Service projects in the elective course include working with small businesses in India to make soap from local oils; and helping to bring wiring or wireless access to local residential neighborhoods in Detroit.
"One of the reasons why we started this course was to help with retention of underrepresented minorities and women," said Schultz, who expects similar high numbers when the course is offered again winter term.
"There is actually evidence that women and students of color prefer to be in fields where they perceive that they are helping people and society," said Cinda-Sue Davis, director of the women in science and engineering program, WISE.
"This class and the concepts that it is teaching me have reaffirmed my desire to become an engineer," said student Claire Carpenter, who is taking Meadow's and Khan's class. "I hope to use the engineering knowledge that I gain at U-M to make a positive contribution to society."
The project evolved because Meadows and Khan wanted to engage students in an engineering project that not only taught them the basics of engineering design, teamwork and communication, but produced something tangible and needed for a less-privileged client, Meadows said.
"As I was exploring the use of a service-learning project and talking to interested people throughout the college, I learned that this type of project is usually very appealing to women and other under-represented minorities in engineering, and may help them to develop a professional identity in engineering that aligns with their innate desires to help people," said Meadows, assistant research scientist and lecturer in undergraduate education. "Engineering is becoming more of a social science than it ever was in the past. The problems that engineers are having to solve are much more global."
Students divide into teams of four to six, and each team submits a design. The final design will include one design element from each project. The teams will build and dismantle the greenhouses in the gallery at the Duderstadt Center, then deliver them to the Ypsilanti-based nonprofit Growing Hope.
The greenhouse must be constructed for less than $1,500, and should measure roughly 10 by 16 feet, Meadows said.

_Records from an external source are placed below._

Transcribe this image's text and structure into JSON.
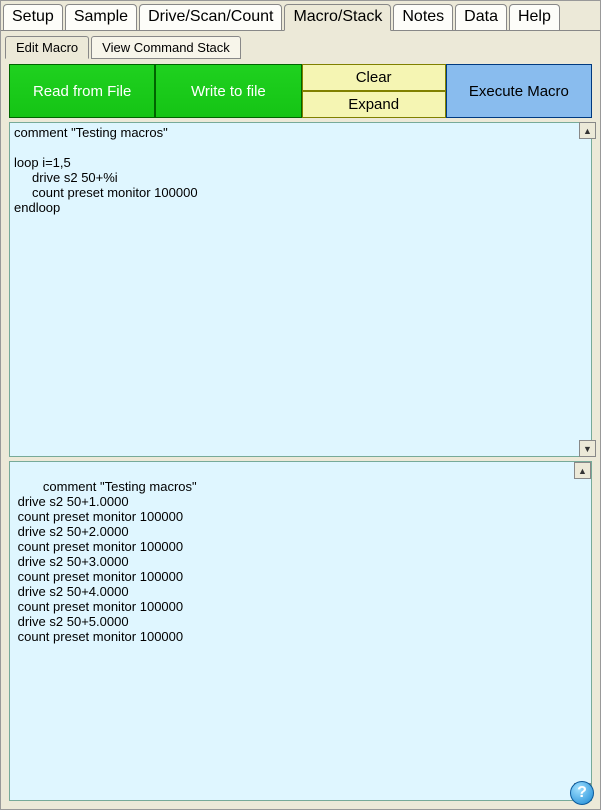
{
  "main_tabs": {
    "setup": "Setup",
    "sample": "Sample",
    "drive": "Drive/Scan/Count",
    "macro": "Macro/Stack",
    "notes": "Notes",
    "data": "Data",
    "help": "Help"
  },
  "sub_tabs": {
    "edit": "Edit Macro",
    "view": "View Command Stack"
  },
  "toolbar": {
    "read": "Read from File",
    "write": "Write to file",
    "clear": "Clear",
    "expand": "Expand",
    "execute": "Execute Macro"
  },
  "editor_text": "comment \"Testing macros\"\n\nloop i=1,5\n     drive s2 50+%i\n     count preset monitor 100000\nendloop",
  "output_text": "comment \"Testing macros\"\n drive s2 50+1.0000\n count preset monitor 100000\n drive s2 50+2.0000\n count preset monitor 100000\n drive s2 50+3.0000\n count preset monitor 100000\n drive s2 50+4.0000\n count preset monitor 100000\n drive s2 50+5.0000\n count preset monitor 100000",
  "help_glyph": "?"
}
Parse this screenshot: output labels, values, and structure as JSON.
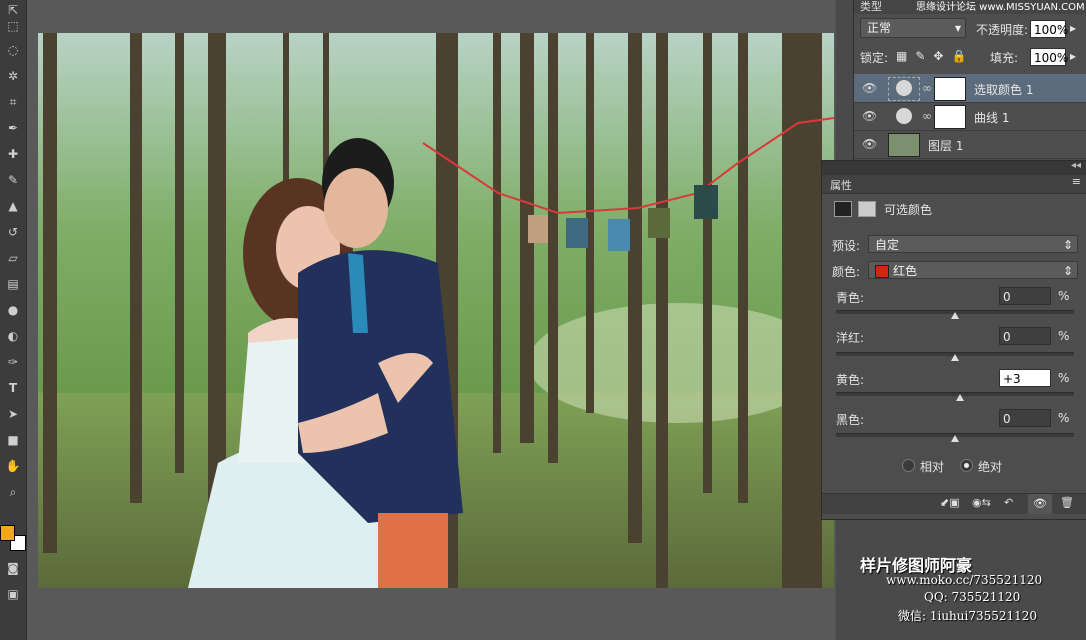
{
  "topbar": {
    "blend_mode": "正常",
    "opacity_label": "不透明度:",
    "opacity_value": "100%",
    "lock_label": "锁定:",
    "fill_label": "填充:",
    "fill_value": "100%",
    "filter_label": "类型",
    "site_watermark": "思缘设计论坛 www.MISSYUAN.COM"
  },
  "layers": [
    {
      "name": "选取颜色 1",
      "selected": true
    },
    {
      "name": "曲线 1",
      "selected": false
    },
    {
      "name": "图层 1",
      "selected": false
    }
  ],
  "properties": {
    "tab": "属性",
    "title": "可选颜色",
    "preset_label": "预设:",
    "preset_value": "自定",
    "color_label": "颜色:",
    "color_value": "红色",
    "color_swatch": "#cc2a10",
    "sliders": [
      {
        "label": "青色:",
        "value": "0",
        "pos": 0.5
      },
      {
        "label": "洋红:",
        "value": "0",
        "pos": 0.5
      },
      {
        "label": "黄色:",
        "value": "+3",
        "pos": 0.52
      },
      {
        "label": "黑色:",
        "value": "0",
        "pos": 0.5
      }
    ],
    "percent": "%",
    "radio_relative": "相对",
    "radio_absolute": "绝对"
  },
  "watermark": {
    "line1": "样片修图师阿豪",
    "line2": "www.moko.cc/735521120",
    "line3": "QQ: 735521120",
    "line4": "微信: 1iuhui735521120"
  },
  "colors": {
    "foreground": "#f0a818",
    "background": "#ffffff"
  }
}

The class is required for freshmen in engineering who haven't chosen a department yet, Meadows said. The students pick from one of 10 sections based on the course description.
Contact: Laura Bailey